Woo! I know I’ve been gabbing about it for the past few weeks, but the Toronto Tea Festival finally happened last weekend! I got to meet up with my tea friends, do some swaps, see people whose books I’ve read (I got to meet Linda Gaylard face-to-face!), and generally just absorb the atmosphere of it all.
I’ve written an article about the event for World of Tea, Tony Gebely’s site, but that review was a more generalized one of the whole event. Here’s a more personal, impressionistic take on things:
Like last year, and the year before, the festival was crowded. There were nearly 50 vendors (not all of them sold tea, but the vast majority did), and I would easily say that thousands of people showed up. I’m still kind of amazed that they’re holding the event at the Bluma Appel Salon in the Toronto Reference Library, as the whole place felt crowded to the seams. Even if the Reference Library is a great central location, I honestly think they could benefit from hosting it in a larger space next year.
In addition to the vendors, there was the front stage where the festival held regional tea ceremonies and even tea tasting competitions. I took part in such a competition on Saturday morning and it was much harder than I thought it would be. I was generally able to determine what kind of tea was being served (white, green, oolong, etc), but had a much harder time naming the correct country of origin and cultivar. Evidently, my tea tasting tongue has a long way to go before it’s truly an expert!
I strolled around, tasting samples and taking stock of vendors I’ve seen there before. It was good to see Joel from Capital Teas again — he has a phenomenal memory, and still remembers that I bought a pack of jasmine pearls from him at the festival two years ago. There were lots of familiar shops there.
However, there were also some new ones. The vendor that I was most excited about was a ceramics studio called Secret Teatime. They make handmade cups, mugs, and Japanese tea vessels out of stoneware; Momo Tea, which occupied the stall next to them, was pouring matcha from one of their stoneware bowls. I’m not a huge matcha person, but I ended buying a matcha bowl and a set of cups from Secret Teatime because it turns out that their studio is in Scarborough, the same suburb of Toronto that I’m from.

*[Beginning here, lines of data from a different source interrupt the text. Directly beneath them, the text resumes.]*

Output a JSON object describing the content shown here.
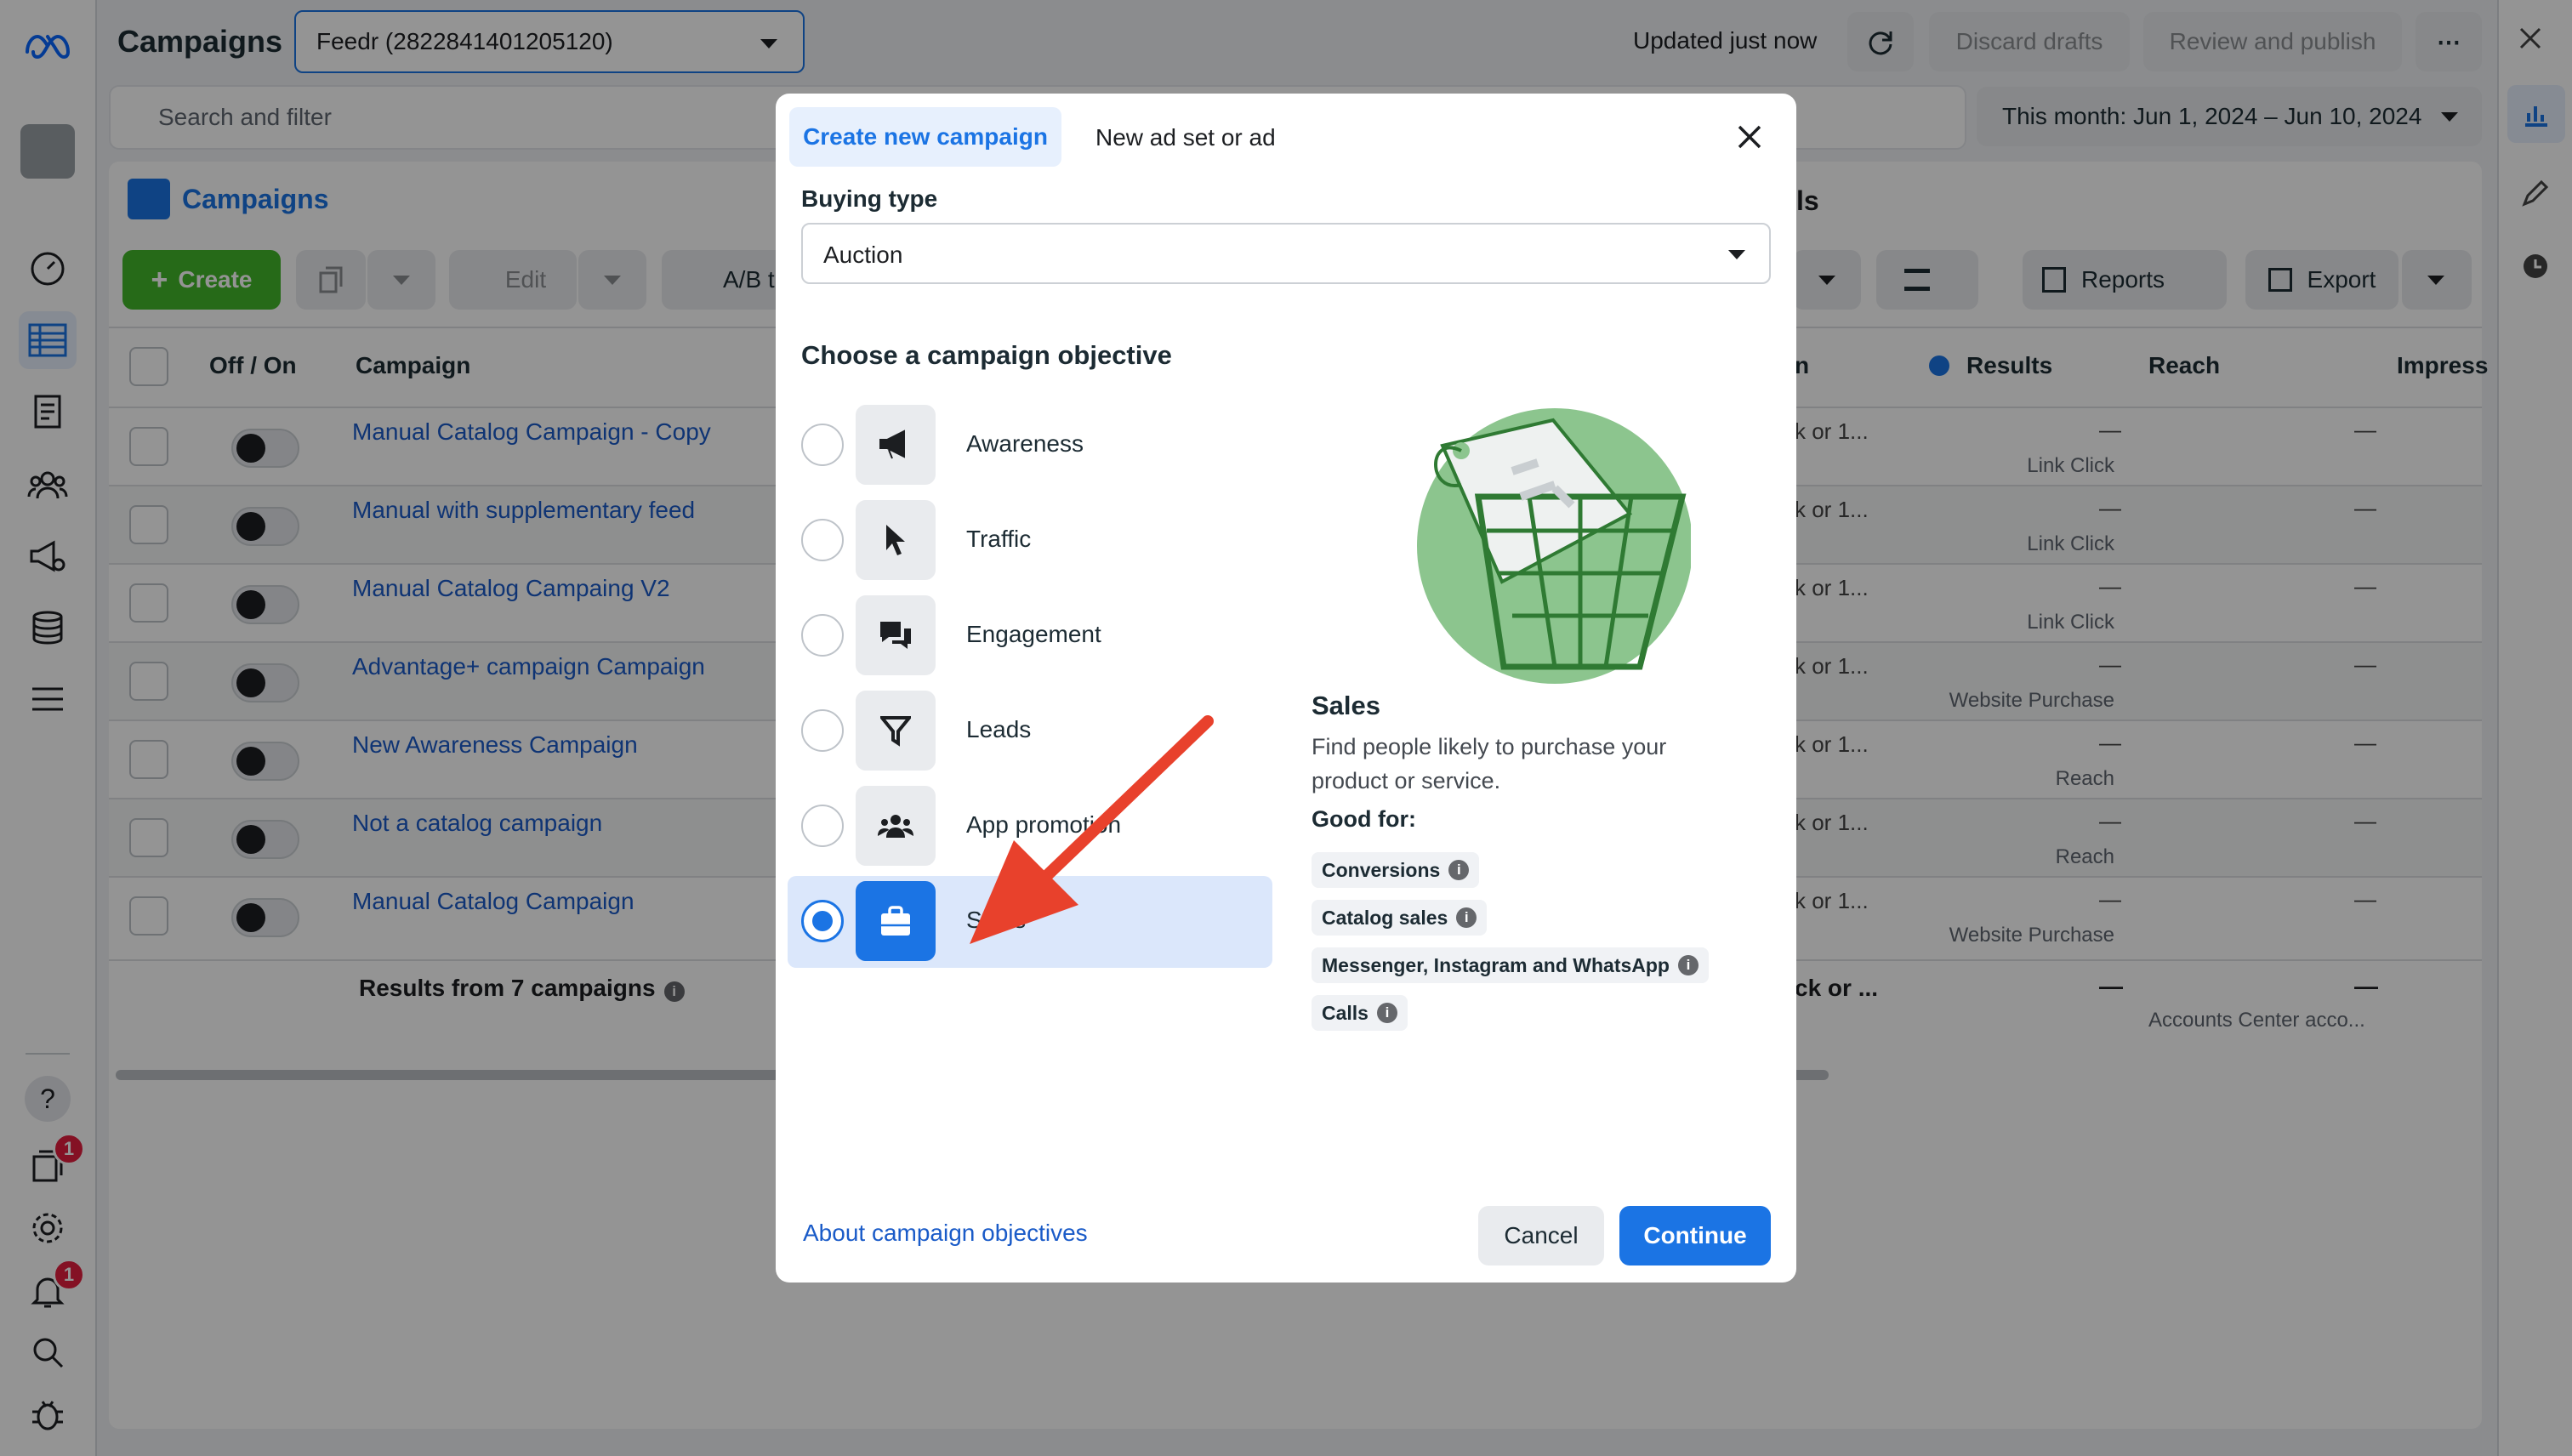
{
  "header": {
    "title": "Campaigns",
    "account_selector": "Feedr (2822841401205120)",
    "updated": "Updated just now",
    "discard": "Discard drafts",
    "review": "Review and publish",
    "more": "⋯"
  },
  "search": {
    "placeholder": "Search and filter"
  },
  "date_range": "This month: Jun 1, 2024 – Jun 10, 2024",
  "tabs": {
    "campaigns": "Campaigns",
    "ads_partial": "ls"
  },
  "toolbar": {
    "create": "Create",
    "edit": "Edit",
    "ab_test": "A/B t",
    "reports": "Reports",
    "export": "Export"
  },
  "table": {
    "headers": {
      "off_on": "Off / On",
      "campaign": "Campaign",
      "partial": "n",
      "results": "Results",
      "reach": "Reach",
      "impressions": "Impress"
    },
    "rows": [
      {
        "name": "Manual Catalog Campaign - Copy",
        "partial": "k or 1...",
        "results": "—",
        "results_sub": "Link Click",
        "reach": "—"
      },
      {
        "name": "Manual with supplementary feed",
        "partial": "k or 1...",
        "results": "—",
        "results_sub": "Link Click",
        "reach": "—"
      },
      {
        "name": "Manual Catalog Campaing V2",
        "partial": "k or 1...",
        "results": "—",
        "results_sub": "Link Click",
        "reach": "—"
      },
      {
        "name": "Advantage+ campaign Campaign",
        "partial": "k or 1...",
        "results": "—",
        "results_sub": "Website Purchase",
        "reach": "—"
      },
      {
        "name": "New Awareness Campaign",
        "partial": "k or 1...",
        "results": "—",
        "results_sub": "Reach",
        "reach": "—"
      },
      {
        "name": "Not a catalog campaign",
        "partial": "k or 1...",
        "results": "—",
        "results_sub": "Reach",
        "reach": "—"
      },
      {
        "name": "Manual Catalog Campaign",
        "partial": "k or 1...",
        "results": "—",
        "results_sub": "Website Purchase",
        "reach": "—"
      }
    ],
    "summary": {
      "label": "Results from 7 campaigns",
      "partial": "ck or ...",
      "results": "—",
      "reach": "—",
      "reach_sub": "Accounts Center acco..."
    }
  },
  "nav_badges": {
    "ads_reporting": "1",
    "notifications": "1"
  },
  "modal": {
    "tab_create": "Create new campaign",
    "tab_new": "New ad set or ad",
    "buying_type_label": "Buying type",
    "buying_type_value": "Auction",
    "objective_heading": "Choose a campaign objective",
    "objectives": [
      {
        "label": "Awareness",
        "icon": "megaphone-icon"
      },
      {
        "label": "Traffic",
        "icon": "cursor-icon"
      },
      {
        "label": "Engagement",
        "icon": "chat-bubbles-icon"
      },
      {
        "label": "Leads",
        "icon": "funnel-icon"
      },
      {
        "label": "App promotion",
        "icon": "people-icon"
      },
      {
        "label": "Sales",
        "icon": "shopping-bag-icon",
        "selected": true
      }
    ],
    "detail": {
      "title": "Sales",
      "desc": "Find people likely to purchase your product or service.",
      "good_for": "Good for:",
      "chips": [
        "Conversions",
        "Catalog sales",
        "Messenger, Instagram and WhatsApp",
        "Calls"
      ]
    },
    "about_link": "About campaign objectives",
    "cancel": "Cancel",
    "continue": "Continue"
  },
  "colors": {
    "accent": "#1b74e4",
    "create_green": "#42b72a",
    "arrow_red": "#e8412c",
    "illustration_green": "#8cc58e"
  }
}
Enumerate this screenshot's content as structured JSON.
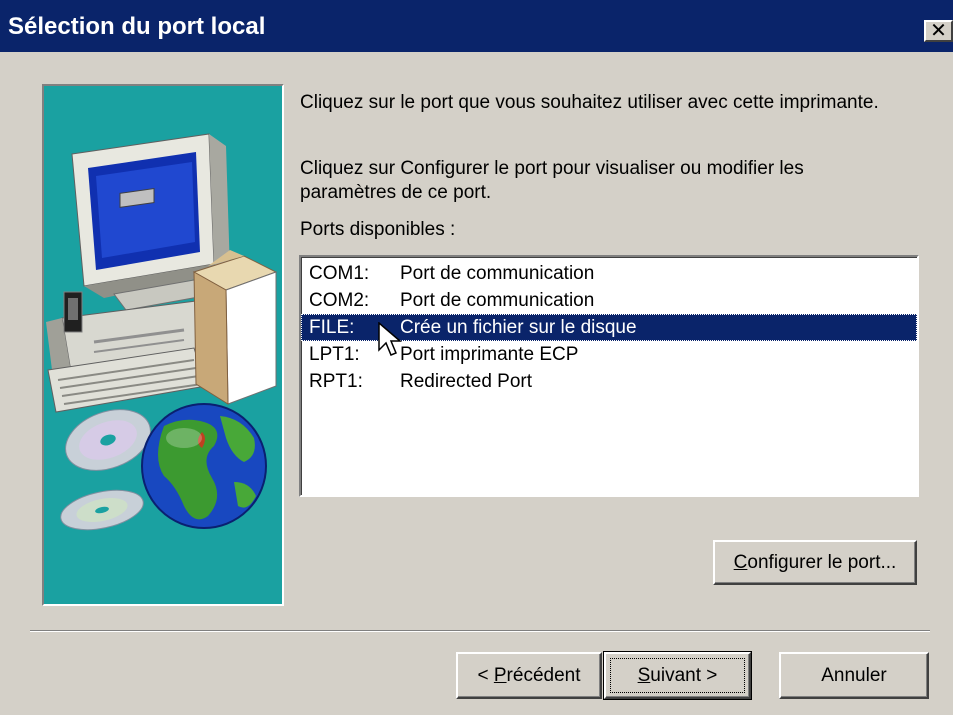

And let me tell you, as someone who’s lived her whole life in Scarborough, it kinda sucks when people think of your suburb as this vast swath of conservative, Rob-Ford-voting mouthbreathers. Having an independent ceramics studio in the same suburb as me just tickles me pink. Plus, I’m supporting local business by buying their wares! How could I say no to that? I’ll review the tea set from them very soon. I also bought a matcha whisk from Momo Tea to accompany the ceramics set.
Other than the bowl, cups, and whisk, I bought only two varieties of tea: a big bag of nettle tea from Samadhi Tea House and some intriguing chai mix from Chaiwala. Most of the other vendors there were offering things I was already pretty familiar with, so it didn’t feel like such an adventure as it has in the past.
I’m finding it interesting that the year in which I bought the most tea from the tea festival was the first year I attended, in 2014. Then, I was still very new to the world of loose-leaf tea beyond David’s Tea and Teavana, and at the festival I bought five types of loose tea the first time I went — which, back then, felt excessive. Goodness, how much has changed! The festival served as my kickstart to the loose leaf tea world, and I learned a lot through Steepster. But now that I know my way around more, I know what vendors I like to buy from and I have a better idea of my own tastes; the festival doesn’t represent as huge a trove of wonder as it used to.
It was still fun, though. There were some beautiful ceramics on display, and it was nice to spend a day at the library downtown.